The insanity begins with a screening of DRAGON PRINCESS (1976, 35mm, dubbed) an ultra-hardcore Sonny Chiba production where Chiba's daughter (Etsuko Shihomi) grows up to murder men with her bare hands. So, it’s not kung fu, but it is KARATE!!!!! And it’s completely berserk. Then afterwards, we're having a beer bash! Hang out and drink $1 beers, make new friends who know karate too, and speculate on what kind of madness we're unleashing tomorrow.

Tickets are $15 and that includes admission to both the movie and the party.

Were screening six secret back-to-back old school kung fu flicks in two blocks.

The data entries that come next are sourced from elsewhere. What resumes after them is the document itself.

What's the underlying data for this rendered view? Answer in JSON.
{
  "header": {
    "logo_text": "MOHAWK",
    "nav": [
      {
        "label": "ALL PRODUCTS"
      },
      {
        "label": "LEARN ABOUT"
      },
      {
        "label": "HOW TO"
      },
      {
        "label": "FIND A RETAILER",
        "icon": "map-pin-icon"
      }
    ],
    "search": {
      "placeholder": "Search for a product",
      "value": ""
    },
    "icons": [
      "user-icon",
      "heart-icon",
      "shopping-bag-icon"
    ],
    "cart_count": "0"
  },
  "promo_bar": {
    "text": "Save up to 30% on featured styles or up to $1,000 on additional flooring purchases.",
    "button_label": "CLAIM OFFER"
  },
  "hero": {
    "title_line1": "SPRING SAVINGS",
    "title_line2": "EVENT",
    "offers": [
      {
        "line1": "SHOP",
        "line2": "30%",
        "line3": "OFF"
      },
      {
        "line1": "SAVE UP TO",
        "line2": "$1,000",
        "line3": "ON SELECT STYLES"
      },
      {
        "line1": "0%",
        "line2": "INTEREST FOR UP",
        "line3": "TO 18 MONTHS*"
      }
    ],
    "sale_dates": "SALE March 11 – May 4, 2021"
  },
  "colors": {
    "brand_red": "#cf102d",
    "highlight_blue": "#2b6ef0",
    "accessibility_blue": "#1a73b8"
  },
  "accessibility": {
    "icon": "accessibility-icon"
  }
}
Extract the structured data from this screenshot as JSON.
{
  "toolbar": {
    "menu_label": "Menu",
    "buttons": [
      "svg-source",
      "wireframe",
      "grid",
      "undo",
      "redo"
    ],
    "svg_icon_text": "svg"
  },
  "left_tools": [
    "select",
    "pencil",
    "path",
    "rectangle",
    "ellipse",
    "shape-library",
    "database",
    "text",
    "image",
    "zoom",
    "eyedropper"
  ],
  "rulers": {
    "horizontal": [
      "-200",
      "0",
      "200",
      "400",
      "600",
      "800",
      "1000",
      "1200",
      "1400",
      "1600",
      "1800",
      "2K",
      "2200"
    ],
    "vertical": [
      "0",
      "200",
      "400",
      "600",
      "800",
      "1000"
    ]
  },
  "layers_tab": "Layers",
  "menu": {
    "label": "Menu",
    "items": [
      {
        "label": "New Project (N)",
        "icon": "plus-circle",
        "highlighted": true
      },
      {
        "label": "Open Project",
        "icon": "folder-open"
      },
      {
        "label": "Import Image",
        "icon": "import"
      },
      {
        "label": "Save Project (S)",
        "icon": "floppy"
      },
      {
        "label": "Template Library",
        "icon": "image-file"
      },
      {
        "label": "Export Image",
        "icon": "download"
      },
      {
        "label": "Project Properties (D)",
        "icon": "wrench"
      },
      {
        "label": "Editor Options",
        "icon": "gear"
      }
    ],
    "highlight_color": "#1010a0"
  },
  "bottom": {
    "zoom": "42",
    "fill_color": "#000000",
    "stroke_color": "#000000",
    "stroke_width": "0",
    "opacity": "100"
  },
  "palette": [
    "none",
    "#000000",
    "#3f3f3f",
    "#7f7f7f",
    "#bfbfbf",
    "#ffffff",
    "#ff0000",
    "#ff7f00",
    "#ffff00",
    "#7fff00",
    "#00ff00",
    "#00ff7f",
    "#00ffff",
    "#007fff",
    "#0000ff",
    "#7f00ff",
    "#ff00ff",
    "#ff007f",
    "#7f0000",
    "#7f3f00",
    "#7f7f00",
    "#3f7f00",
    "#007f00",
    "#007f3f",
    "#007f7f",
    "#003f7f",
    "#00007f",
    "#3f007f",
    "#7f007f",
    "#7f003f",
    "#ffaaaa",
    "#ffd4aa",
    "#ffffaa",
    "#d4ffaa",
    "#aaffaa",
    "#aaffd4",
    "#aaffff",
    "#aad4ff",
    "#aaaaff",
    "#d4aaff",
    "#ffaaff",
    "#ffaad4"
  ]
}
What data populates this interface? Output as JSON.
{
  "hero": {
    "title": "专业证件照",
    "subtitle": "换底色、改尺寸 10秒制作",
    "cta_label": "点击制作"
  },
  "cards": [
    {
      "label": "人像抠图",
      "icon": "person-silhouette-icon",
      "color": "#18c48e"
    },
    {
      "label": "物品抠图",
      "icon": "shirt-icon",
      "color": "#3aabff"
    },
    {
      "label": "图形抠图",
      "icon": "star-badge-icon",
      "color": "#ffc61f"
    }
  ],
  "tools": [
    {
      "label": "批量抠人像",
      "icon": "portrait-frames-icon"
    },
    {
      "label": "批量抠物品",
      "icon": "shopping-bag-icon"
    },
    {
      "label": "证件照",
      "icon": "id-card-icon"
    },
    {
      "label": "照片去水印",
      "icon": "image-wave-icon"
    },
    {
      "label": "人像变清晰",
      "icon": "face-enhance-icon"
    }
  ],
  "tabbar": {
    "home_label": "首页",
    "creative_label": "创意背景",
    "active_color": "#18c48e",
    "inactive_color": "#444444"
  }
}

First, it’s three films from massive, international stars before they were famous. Then it’s three kung fu mash-ups in a row! Maybe kung fu horror? Maybe kung fu westerns? Maybe kung fu musicals? Maybe kung fu science fiction? The only way to know is to BE THERE.

Block 1: Young Dragons: Superstars Before They Were Famous
Starts at 12:30pm

Block 2: Infinite Kung Fu: Genre Mash-Ups
Starts at approximately 6:30pm

6-Film Marathon: $35
Half a Loaf of Kung Fu (see just one of the blocks): $20